Trump and Republicans are counting on massive economic growth to prevent the more than $1.5 trillion in tax cuts Trump signed into law in December from adding to the deficit, though that would require growth far beyond the 3 percent target. The tax bill will take effect in 2018's first quarter, cutting tax rates for corporations and individuals.

The federal Bureau of Economic Analysis provides the GDP figures, which are subject to revision as the agency collects more data.

Overall, the domestic economy remains strong. Unemployment is at a low 4.1 percent, and job growth remains steady, if unspectacular. In 2017, the economy added 2.1 million jobs, compared with 2.2 million in 2016, federal economists reported earlier this month.

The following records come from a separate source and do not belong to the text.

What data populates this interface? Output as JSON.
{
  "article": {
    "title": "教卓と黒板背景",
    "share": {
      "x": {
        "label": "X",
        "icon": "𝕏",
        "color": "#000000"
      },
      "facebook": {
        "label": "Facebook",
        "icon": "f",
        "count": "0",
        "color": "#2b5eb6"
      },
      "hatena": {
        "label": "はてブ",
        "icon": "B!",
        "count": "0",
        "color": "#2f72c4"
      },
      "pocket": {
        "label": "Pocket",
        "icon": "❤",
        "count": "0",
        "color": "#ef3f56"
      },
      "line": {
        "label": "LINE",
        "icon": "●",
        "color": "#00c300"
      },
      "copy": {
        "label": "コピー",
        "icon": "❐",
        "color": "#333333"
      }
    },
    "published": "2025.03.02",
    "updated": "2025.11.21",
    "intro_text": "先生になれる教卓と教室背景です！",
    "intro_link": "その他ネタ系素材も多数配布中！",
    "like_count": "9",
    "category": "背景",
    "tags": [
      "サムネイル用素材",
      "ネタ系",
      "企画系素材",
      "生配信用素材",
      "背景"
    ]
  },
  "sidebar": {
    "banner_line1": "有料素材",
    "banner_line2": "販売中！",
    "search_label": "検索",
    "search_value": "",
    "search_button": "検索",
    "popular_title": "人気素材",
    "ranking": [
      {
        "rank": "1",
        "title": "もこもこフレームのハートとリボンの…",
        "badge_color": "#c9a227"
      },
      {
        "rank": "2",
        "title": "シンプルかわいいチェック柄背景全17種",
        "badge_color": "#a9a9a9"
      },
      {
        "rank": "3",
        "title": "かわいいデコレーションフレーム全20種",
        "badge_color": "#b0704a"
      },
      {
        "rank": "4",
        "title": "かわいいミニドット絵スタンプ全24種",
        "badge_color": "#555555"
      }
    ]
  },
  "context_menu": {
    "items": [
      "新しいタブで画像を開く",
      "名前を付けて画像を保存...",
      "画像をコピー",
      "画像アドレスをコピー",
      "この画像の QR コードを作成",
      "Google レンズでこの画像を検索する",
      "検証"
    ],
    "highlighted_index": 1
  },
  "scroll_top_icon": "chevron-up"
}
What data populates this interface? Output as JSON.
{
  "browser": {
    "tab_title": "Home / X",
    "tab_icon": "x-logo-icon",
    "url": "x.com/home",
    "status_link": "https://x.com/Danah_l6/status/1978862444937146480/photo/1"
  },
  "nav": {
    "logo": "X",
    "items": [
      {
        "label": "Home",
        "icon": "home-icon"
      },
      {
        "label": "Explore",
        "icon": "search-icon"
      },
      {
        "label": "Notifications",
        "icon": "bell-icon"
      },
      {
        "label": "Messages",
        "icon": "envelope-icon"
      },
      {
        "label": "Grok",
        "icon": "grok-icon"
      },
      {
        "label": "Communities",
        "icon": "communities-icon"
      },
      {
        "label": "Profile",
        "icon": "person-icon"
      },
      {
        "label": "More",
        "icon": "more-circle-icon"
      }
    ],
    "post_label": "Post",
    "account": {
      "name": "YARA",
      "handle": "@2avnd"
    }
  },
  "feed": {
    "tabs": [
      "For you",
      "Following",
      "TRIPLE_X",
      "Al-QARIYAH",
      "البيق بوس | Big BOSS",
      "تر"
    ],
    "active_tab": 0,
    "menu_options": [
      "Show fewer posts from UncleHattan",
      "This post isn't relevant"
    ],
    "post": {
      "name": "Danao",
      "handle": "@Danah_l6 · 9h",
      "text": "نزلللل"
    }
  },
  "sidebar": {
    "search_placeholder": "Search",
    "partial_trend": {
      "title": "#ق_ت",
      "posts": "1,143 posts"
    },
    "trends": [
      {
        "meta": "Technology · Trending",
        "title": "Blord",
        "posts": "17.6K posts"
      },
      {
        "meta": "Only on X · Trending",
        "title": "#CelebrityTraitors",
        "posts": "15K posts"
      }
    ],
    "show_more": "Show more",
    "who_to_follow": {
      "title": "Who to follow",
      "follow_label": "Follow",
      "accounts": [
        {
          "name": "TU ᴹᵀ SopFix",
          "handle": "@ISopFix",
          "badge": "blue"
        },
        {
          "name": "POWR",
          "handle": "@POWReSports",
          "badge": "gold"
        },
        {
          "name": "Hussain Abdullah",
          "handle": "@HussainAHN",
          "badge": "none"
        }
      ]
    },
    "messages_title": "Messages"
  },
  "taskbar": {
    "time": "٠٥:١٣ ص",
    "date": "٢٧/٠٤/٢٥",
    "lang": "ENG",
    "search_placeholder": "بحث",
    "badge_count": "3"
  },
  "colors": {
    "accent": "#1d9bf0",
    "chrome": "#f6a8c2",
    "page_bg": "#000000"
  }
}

Economic growth, however, is affected by far more than presidential policy, as businesses move in cycles of investment and consolidation while consumer confidence ebbs and flows. U.S. growth is also affected heavily by economic global conditions, as the state of foreign countries changes demand for U.S. exports and foreign firms' interest in investing in the United States.

The U.S. economy grew 1.5 percent in 2016, 2.9 percent in 2015 and 2.6 percent in 2014. It has grown every year since 2009, when it shrank 2.8 percent.

Author information: Jeff Stein covers policy for Wonkblog.